Component data from apps and pages:
____________

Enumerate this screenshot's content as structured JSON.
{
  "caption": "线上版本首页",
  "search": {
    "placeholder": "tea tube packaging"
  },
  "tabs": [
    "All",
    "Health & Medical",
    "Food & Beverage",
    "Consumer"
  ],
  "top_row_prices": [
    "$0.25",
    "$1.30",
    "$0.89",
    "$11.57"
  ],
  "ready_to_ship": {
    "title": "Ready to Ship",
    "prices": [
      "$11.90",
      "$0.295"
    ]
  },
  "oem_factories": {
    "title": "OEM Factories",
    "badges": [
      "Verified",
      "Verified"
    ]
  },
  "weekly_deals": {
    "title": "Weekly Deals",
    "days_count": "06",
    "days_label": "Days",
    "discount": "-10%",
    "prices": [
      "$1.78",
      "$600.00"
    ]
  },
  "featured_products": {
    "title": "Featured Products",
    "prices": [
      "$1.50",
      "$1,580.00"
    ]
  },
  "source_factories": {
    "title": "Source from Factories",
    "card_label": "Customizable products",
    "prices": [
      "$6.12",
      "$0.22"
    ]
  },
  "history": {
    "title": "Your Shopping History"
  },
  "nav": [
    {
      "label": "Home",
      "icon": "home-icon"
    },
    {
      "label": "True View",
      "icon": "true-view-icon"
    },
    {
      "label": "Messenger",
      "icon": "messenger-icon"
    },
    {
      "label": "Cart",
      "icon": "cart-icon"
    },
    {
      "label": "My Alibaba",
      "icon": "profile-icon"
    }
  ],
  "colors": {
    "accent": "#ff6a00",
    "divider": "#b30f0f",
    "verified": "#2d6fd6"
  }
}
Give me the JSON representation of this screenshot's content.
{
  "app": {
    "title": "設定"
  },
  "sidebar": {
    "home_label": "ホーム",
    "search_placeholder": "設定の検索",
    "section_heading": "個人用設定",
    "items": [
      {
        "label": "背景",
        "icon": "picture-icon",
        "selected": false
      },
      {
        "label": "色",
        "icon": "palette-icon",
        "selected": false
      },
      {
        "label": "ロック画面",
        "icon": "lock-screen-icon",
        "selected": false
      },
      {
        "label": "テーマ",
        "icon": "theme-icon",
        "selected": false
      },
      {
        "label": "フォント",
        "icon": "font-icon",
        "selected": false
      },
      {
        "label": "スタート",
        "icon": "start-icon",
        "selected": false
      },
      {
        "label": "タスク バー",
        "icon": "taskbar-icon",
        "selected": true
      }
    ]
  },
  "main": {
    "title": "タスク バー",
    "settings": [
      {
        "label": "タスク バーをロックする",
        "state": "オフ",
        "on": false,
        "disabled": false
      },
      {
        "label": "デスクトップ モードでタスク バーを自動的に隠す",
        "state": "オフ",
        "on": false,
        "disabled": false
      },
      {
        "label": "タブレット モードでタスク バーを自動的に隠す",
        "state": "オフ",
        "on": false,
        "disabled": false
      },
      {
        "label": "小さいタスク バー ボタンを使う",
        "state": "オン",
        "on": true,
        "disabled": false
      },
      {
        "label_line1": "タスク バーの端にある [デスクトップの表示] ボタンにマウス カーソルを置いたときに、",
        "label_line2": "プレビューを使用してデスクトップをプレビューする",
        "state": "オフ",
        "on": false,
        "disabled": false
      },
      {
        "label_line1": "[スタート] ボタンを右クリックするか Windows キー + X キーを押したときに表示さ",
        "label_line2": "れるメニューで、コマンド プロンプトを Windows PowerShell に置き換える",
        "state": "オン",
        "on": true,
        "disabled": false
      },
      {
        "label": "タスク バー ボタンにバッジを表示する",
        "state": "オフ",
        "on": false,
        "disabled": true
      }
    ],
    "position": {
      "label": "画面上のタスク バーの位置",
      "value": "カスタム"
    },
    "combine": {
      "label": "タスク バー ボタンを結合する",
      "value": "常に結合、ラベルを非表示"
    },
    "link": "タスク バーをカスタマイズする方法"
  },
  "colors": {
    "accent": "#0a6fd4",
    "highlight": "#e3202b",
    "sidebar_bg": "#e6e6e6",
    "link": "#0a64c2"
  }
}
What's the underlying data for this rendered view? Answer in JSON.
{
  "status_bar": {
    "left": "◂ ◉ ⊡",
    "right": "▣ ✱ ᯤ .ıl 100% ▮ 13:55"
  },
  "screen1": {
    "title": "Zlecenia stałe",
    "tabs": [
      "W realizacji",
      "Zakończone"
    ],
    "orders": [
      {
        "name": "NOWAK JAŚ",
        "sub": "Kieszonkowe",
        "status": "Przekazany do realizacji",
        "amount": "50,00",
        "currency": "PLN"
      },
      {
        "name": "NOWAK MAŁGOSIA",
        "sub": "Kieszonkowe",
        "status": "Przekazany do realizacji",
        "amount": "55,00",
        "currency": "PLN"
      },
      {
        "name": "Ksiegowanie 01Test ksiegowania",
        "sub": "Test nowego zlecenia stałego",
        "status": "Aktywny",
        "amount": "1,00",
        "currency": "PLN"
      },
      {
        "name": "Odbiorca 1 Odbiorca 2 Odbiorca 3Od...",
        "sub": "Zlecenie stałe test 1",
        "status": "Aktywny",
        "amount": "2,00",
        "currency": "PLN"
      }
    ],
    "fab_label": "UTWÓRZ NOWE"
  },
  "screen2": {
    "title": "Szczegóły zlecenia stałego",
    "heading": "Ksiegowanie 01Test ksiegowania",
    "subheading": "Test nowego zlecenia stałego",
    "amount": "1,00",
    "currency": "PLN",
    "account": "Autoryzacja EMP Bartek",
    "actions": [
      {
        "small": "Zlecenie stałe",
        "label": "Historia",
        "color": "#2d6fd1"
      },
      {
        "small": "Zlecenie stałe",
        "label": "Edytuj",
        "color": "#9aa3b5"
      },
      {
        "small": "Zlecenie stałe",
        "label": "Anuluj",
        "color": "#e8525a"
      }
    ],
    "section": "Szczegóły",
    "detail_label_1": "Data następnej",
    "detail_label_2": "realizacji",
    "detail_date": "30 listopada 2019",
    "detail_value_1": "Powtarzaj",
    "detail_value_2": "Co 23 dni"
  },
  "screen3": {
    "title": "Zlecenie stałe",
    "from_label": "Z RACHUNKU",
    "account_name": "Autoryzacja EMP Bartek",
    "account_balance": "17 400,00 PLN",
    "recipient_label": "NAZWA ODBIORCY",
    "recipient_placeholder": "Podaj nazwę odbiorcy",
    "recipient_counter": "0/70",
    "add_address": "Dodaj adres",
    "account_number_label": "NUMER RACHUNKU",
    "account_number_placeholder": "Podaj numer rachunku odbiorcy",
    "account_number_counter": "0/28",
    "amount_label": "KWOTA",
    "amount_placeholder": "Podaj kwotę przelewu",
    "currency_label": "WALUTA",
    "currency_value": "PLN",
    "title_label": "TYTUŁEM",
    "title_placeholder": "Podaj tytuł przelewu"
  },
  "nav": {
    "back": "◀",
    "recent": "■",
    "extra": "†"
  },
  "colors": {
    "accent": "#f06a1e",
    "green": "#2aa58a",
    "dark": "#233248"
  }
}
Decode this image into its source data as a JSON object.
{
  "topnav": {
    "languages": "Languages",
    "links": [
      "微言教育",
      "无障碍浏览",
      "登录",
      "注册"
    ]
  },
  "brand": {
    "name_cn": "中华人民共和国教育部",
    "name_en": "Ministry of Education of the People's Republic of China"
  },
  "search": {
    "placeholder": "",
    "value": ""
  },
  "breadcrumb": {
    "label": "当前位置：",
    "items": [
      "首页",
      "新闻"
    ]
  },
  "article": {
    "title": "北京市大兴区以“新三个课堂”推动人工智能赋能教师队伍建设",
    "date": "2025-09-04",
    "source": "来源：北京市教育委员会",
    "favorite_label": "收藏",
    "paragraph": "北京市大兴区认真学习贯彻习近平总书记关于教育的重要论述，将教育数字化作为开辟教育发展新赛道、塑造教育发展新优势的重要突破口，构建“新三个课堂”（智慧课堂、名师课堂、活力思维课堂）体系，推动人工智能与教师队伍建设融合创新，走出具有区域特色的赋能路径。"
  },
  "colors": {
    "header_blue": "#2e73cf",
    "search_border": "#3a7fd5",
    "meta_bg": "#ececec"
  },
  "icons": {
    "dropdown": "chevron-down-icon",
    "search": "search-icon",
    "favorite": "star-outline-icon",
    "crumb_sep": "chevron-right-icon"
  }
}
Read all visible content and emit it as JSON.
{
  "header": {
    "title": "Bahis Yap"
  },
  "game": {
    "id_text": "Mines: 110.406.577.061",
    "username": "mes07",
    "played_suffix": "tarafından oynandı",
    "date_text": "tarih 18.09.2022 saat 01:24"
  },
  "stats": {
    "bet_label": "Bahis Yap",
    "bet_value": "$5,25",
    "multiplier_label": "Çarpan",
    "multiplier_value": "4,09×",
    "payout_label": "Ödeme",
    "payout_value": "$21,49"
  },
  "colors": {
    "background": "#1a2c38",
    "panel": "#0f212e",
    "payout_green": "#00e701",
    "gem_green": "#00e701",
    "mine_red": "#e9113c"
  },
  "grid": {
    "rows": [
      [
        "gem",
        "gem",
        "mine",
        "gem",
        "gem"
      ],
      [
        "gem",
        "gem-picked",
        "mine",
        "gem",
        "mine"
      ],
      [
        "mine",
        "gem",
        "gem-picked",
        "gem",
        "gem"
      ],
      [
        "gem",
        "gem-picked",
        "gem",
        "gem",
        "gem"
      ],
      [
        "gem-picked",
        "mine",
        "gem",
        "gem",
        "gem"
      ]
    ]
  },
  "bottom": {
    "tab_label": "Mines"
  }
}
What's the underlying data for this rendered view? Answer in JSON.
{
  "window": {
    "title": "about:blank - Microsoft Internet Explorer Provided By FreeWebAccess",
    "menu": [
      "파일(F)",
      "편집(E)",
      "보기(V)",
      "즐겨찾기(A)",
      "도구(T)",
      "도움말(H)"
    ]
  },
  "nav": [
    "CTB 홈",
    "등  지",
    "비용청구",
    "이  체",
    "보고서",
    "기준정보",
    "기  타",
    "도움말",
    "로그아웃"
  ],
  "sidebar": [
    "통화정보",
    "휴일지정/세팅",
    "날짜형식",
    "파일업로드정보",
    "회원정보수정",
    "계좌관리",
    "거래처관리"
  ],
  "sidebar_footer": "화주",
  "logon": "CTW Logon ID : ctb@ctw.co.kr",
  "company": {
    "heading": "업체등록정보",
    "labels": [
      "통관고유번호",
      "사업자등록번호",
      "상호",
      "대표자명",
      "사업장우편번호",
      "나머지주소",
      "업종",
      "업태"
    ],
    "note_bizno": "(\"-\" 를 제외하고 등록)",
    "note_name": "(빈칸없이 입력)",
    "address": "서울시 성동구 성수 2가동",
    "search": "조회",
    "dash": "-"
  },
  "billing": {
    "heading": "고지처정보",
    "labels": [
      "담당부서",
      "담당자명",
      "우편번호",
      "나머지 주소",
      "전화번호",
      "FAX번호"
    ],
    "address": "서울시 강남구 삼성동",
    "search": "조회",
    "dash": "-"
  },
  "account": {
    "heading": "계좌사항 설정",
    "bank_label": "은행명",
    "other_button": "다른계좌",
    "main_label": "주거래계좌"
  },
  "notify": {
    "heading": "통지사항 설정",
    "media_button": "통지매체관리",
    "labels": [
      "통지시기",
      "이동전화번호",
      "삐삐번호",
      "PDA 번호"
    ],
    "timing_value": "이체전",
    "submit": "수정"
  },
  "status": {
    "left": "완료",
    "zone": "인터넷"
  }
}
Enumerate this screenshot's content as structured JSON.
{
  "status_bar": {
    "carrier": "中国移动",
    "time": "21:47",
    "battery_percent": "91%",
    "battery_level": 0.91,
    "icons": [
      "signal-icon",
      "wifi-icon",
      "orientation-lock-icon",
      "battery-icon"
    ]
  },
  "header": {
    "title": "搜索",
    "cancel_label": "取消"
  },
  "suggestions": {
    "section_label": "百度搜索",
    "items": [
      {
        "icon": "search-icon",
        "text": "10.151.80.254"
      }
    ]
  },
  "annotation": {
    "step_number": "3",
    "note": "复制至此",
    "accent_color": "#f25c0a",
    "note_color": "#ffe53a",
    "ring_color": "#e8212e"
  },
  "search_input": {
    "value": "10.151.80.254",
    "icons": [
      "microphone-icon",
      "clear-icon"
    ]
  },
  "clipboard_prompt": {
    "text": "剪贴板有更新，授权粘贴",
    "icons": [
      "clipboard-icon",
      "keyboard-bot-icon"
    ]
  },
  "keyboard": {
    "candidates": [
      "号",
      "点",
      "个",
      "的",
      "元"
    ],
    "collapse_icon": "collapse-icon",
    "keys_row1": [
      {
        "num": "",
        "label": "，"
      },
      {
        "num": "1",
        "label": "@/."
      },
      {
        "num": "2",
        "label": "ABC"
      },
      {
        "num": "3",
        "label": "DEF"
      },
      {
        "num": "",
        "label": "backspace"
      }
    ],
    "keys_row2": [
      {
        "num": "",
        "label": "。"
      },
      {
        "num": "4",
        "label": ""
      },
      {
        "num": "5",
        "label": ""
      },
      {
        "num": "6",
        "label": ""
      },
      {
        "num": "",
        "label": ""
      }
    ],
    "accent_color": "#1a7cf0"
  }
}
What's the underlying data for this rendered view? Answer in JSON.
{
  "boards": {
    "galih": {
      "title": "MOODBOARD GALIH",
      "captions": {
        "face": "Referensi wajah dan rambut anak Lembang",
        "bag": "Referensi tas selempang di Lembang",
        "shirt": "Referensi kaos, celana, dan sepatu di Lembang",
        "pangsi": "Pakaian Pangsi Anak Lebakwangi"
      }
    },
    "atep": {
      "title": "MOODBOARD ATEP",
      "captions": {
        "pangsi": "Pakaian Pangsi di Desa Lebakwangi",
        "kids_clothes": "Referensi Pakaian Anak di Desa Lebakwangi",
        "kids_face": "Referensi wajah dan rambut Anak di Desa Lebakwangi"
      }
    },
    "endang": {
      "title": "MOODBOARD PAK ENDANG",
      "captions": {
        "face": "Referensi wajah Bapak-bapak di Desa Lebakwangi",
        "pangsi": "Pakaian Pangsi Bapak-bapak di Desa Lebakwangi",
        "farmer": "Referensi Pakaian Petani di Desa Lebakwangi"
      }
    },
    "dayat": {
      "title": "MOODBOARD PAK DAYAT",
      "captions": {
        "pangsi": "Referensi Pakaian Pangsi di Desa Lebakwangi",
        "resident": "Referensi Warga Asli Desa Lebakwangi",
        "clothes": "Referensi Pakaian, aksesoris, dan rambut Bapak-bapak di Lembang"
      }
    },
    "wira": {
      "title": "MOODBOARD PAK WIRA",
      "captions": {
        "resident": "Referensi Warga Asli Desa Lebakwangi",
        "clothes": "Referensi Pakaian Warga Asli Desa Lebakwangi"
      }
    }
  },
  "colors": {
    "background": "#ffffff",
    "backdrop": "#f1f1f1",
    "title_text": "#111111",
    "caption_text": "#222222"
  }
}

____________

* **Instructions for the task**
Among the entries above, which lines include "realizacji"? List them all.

* **Task result**
      "W realizacji",
        "status": "Przekazany do realizacji",
        "status": "Przekazany do realizacji",
    "detail_label_2": "realizacji",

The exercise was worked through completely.